The task :: Render every entry verbatim.

*** Opening Data extract ***

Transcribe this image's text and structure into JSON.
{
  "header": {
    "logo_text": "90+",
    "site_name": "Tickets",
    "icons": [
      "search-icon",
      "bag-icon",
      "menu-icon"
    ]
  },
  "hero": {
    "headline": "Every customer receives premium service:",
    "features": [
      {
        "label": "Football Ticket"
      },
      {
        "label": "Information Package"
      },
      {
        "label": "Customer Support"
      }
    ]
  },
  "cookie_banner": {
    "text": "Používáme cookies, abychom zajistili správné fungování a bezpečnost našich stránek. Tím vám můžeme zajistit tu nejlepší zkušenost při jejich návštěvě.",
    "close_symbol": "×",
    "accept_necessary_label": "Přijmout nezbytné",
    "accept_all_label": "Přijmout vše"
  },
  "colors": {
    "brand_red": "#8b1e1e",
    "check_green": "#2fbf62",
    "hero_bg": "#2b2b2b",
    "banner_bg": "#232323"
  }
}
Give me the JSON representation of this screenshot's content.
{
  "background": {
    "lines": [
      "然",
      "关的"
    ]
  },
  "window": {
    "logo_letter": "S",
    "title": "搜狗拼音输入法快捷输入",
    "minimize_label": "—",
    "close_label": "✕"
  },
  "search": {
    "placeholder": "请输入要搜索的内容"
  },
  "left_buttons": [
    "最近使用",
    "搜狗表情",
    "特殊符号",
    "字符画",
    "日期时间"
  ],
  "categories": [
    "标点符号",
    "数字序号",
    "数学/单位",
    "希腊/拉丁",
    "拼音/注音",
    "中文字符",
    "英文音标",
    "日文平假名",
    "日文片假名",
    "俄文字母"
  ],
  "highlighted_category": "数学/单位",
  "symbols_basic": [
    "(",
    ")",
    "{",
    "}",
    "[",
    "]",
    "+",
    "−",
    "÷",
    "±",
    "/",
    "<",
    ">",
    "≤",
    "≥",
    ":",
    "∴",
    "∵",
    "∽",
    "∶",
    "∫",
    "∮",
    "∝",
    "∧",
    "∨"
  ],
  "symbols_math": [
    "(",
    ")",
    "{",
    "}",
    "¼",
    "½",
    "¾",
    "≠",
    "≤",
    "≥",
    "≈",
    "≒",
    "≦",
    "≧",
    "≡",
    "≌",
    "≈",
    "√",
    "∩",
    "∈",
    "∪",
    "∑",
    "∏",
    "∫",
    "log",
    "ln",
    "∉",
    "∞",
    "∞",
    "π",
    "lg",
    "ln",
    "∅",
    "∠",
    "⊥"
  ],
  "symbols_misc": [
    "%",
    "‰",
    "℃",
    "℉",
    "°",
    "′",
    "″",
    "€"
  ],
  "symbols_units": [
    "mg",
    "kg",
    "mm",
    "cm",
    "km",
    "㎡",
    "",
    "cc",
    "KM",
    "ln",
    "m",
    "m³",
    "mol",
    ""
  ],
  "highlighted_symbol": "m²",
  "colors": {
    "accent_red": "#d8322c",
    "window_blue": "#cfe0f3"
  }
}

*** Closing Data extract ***

Written reply ::
Transcribe this image's text and structure into JSON.
{
  "header": {
    "logo_text": "90+",
    "site_name": "Tickets",
    "icons": [
      "search-icon",
      "bag-icon",
      "menu-icon"
    ]
  },
  "hero": {
    "headline": "Every customer receives premium service:",
    "features": [
      {
        "label": "Football Ticket"
      },
      {
        "label": "Information Package"
      },
      {
        "label": "Customer Support"
      }
    ]
  },
  "cookie_banner": {
    "text": "Používáme cookies, abychom zajistili správné fungování a bezpečnost našich stránek. Tím vám můžeme zajistit tu nejlepší zkušenost při jejich návštěvě.",
    "close_symbol": "×",
    "accept_necessary_label": "Přijmout nezbytné",
    "accept_all_label": "Přijmout vše"
  },
  "colors": {
    "brand_red": "#8b1e1e",
    "check_green": "#2fbf62",
    "hero_bg": "#2b2b2b",
    "banner_bg": "#232323"
  }
}
Give me the JSON representation of this screenshot's content.
{
  "background": {
    "lines": [
      "然",
      "关的"
    ]
  },
  "window": {
    "logo_letter": "S",
    "title": "搜狗拼音输入法快捷输入",
    "minimize_label": "—",
    "close_label": "✕"
  },
  "search": {
    "placeholder": "请输入要搜索的内容"
  },
  "left_buttons": [
    "最近使用",
    "搜狗表情",
    "特殊符号",
    "字符画",
    "日期时间"
  ],
  "categories": [
    "标点符号",
    "数字序号",
    "数学/单位",
    "希腊/拉丁",
    "拼音/注音",
    "中文字符",
    "英文音标",
    "日文平假名",
    "日文片假名",
    "俄文字母"
  ],
  "highlighted_category": "数学/单位",
  "symbols_basic": [
    "(",
    ")",
    "{",
    "}",
    "[",
    "]",
    "+",
    "−",
    "÷",
    "±",
    "/",
    "<",
    ">",
    "≤",
    "≥",
    ":",
    "∴",
    "∵",
    "∽",
    "∶",
    "∫",
    "∮",
    "∝",
    "∧",
    "∨"
  ],
  "symbols_math": [
    "(",
    ")",
    "{",
    "}",
    "¼",
    "½",
    "¾",
    "≠",
    "≤",
    "≥",
    "≈",
    "≒",
    "≦",
    "≧",
    "≡",
    "≌",
    "≈",
    "√",
    "∩",
    "∈",
    "∪",
    "∑",
    "∏",
    "∫",
    "log",
    "ln",
    "∉",
    "∞",
    "∞",
    "π",
    "lg",
    "ln",
    "∅",
    "∠",
    "⊥"
  ],
  "symbols_misc": [
    "%",
    "‰",
    "℃",
    "℉",
    "°",
    "′",
    "″",
    "€"
  ],
  "symbols_units": [
    "mg",
    "kg",
    "mm",
    "cm",
    "km",
    "㎡",
    "",
    "cc",
    "KM",
    "ln",
    "m",
    "m³",
    "mol",
    ""
  ],
  "highlighted_symbol": "m²",
  "colors": {
    "accent_red": "#d8322c",
    "window_blue": "#cfe0f3"
  }
}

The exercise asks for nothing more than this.